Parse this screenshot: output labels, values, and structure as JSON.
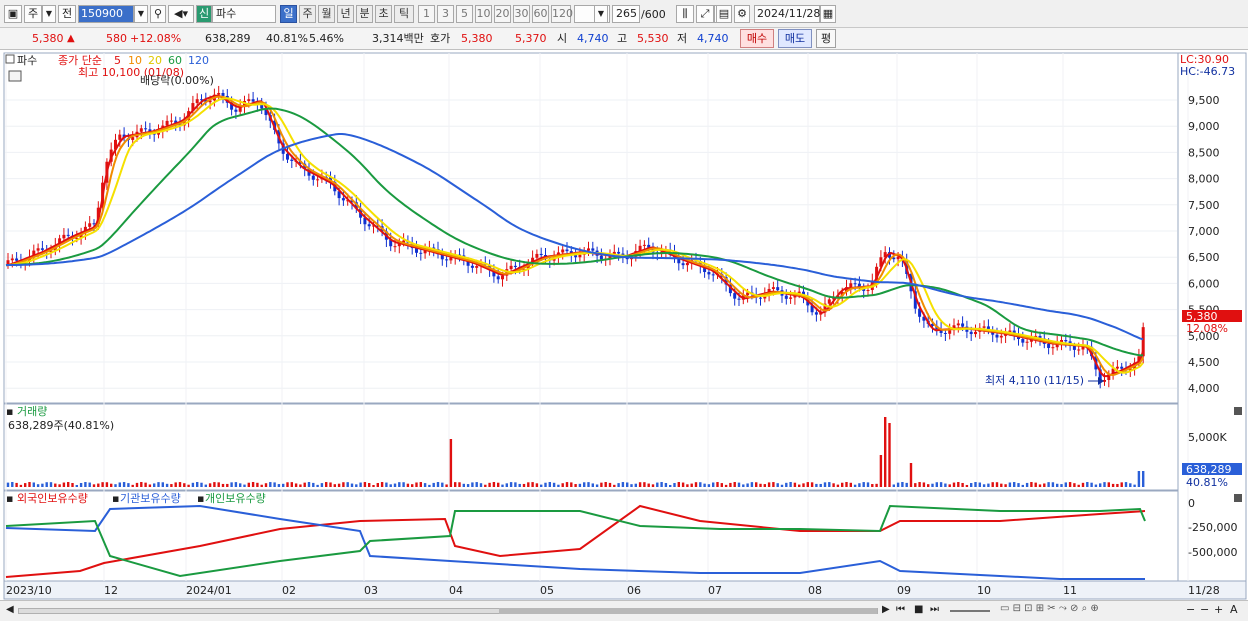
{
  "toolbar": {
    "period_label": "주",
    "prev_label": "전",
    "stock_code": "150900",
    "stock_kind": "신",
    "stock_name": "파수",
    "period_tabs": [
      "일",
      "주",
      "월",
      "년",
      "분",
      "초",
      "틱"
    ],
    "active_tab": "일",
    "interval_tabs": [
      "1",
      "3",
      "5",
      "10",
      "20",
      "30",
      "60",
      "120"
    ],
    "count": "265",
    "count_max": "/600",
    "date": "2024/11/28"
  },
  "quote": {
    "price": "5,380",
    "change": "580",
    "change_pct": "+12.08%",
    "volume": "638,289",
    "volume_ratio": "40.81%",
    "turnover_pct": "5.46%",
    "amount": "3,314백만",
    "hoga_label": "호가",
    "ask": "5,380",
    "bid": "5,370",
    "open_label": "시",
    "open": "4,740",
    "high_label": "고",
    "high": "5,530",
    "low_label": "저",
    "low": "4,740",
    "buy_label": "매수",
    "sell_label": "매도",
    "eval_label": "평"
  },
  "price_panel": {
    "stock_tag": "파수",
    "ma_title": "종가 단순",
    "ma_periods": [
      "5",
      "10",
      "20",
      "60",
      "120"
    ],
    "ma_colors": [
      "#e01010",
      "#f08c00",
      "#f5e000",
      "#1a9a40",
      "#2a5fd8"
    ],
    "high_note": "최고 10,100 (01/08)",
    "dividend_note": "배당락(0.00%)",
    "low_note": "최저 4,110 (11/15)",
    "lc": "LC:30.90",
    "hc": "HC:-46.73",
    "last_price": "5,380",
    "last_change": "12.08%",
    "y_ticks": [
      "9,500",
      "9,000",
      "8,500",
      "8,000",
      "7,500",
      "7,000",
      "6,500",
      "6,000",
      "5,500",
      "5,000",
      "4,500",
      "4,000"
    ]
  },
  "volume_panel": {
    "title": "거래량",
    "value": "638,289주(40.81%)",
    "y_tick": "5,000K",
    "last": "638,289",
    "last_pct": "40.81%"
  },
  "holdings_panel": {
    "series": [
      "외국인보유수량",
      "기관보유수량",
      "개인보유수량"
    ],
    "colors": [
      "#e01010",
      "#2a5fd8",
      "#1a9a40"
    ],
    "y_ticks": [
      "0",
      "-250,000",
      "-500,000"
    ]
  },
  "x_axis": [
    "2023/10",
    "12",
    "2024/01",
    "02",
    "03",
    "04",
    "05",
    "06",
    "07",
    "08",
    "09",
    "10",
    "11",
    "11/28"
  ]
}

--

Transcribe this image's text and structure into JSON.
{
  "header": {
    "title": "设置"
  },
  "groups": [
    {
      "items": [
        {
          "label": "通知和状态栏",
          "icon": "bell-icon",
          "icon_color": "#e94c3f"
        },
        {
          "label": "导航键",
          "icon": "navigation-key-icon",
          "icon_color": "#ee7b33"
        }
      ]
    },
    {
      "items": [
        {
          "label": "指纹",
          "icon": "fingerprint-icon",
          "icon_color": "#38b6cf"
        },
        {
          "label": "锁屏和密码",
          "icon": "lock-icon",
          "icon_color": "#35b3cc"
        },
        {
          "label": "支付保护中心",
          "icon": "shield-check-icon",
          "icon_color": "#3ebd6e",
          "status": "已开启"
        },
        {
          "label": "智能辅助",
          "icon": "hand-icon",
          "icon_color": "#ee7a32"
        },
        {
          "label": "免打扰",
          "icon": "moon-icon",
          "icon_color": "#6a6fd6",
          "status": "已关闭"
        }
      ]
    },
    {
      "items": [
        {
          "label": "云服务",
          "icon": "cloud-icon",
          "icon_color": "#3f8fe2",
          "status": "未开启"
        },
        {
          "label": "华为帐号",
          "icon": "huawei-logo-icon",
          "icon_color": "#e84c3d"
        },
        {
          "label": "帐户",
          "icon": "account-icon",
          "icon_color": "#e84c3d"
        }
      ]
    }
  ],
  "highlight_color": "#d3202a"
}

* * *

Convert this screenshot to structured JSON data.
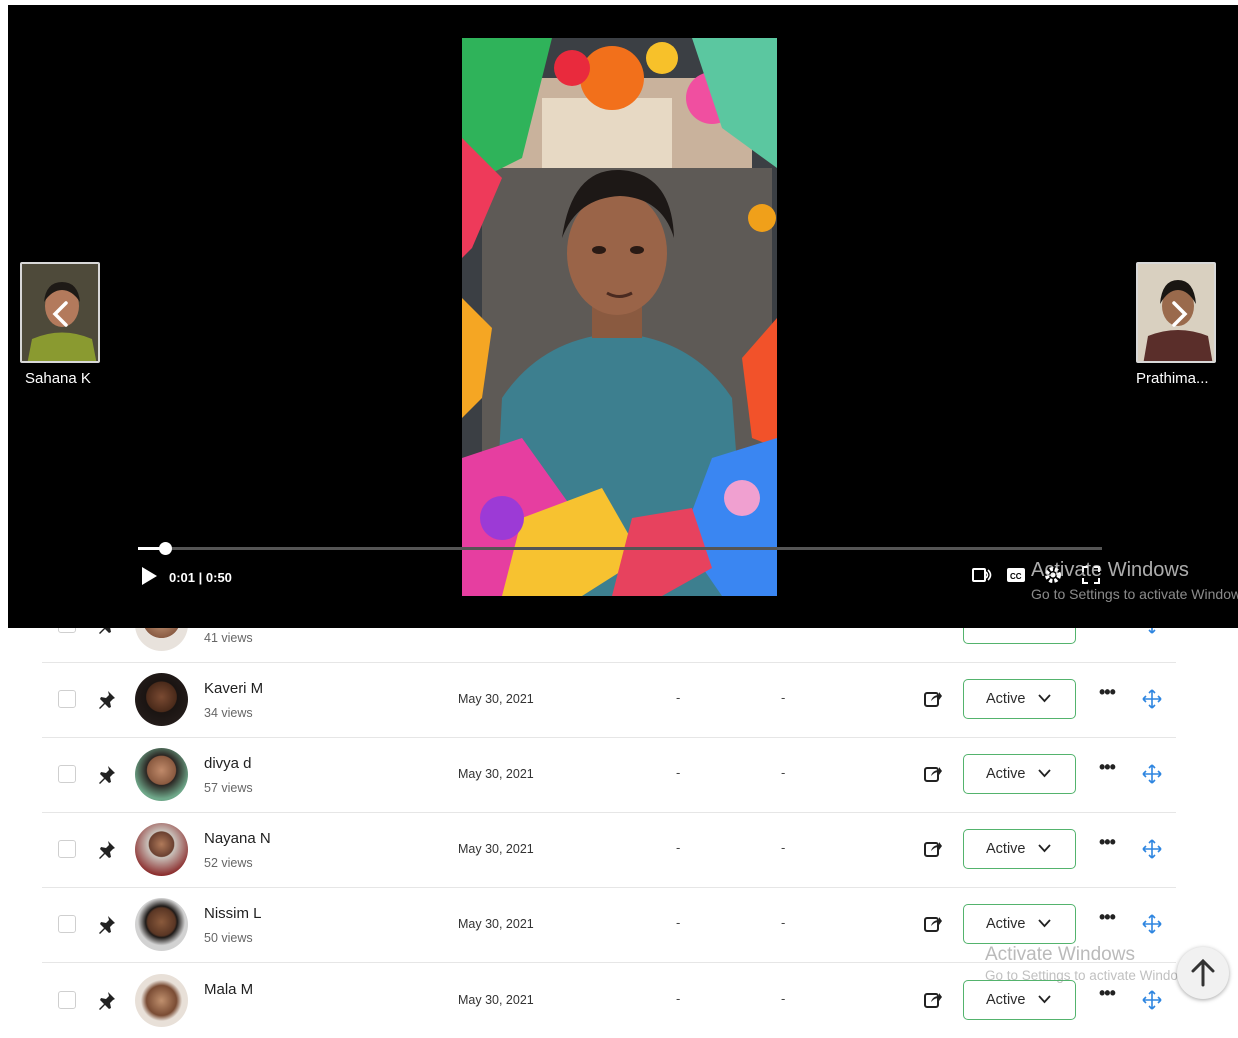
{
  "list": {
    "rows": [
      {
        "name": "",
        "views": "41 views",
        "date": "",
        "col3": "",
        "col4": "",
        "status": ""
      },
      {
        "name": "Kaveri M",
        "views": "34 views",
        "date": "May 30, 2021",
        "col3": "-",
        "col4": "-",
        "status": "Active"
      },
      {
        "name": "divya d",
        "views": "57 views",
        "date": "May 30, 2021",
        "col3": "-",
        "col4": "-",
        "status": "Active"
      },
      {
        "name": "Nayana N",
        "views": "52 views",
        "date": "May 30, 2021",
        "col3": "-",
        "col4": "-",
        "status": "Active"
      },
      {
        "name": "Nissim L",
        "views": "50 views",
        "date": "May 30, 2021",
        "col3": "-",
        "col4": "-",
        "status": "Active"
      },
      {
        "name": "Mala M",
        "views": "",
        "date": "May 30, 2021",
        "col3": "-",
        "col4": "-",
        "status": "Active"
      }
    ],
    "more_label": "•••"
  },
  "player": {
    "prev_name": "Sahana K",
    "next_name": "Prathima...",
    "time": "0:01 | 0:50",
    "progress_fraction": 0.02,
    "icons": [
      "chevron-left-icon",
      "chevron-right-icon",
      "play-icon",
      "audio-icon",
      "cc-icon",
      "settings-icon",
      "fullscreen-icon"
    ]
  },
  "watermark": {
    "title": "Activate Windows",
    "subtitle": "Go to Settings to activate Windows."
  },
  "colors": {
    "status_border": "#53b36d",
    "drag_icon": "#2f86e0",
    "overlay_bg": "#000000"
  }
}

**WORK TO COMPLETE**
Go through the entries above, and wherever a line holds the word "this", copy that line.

**WRITTEN ANSWER**
Parse this screenshot: output labels, values, and structure as JSON.
Transcribe this image's text and structure into JSON.
Convert this screenshot to structured JSON data.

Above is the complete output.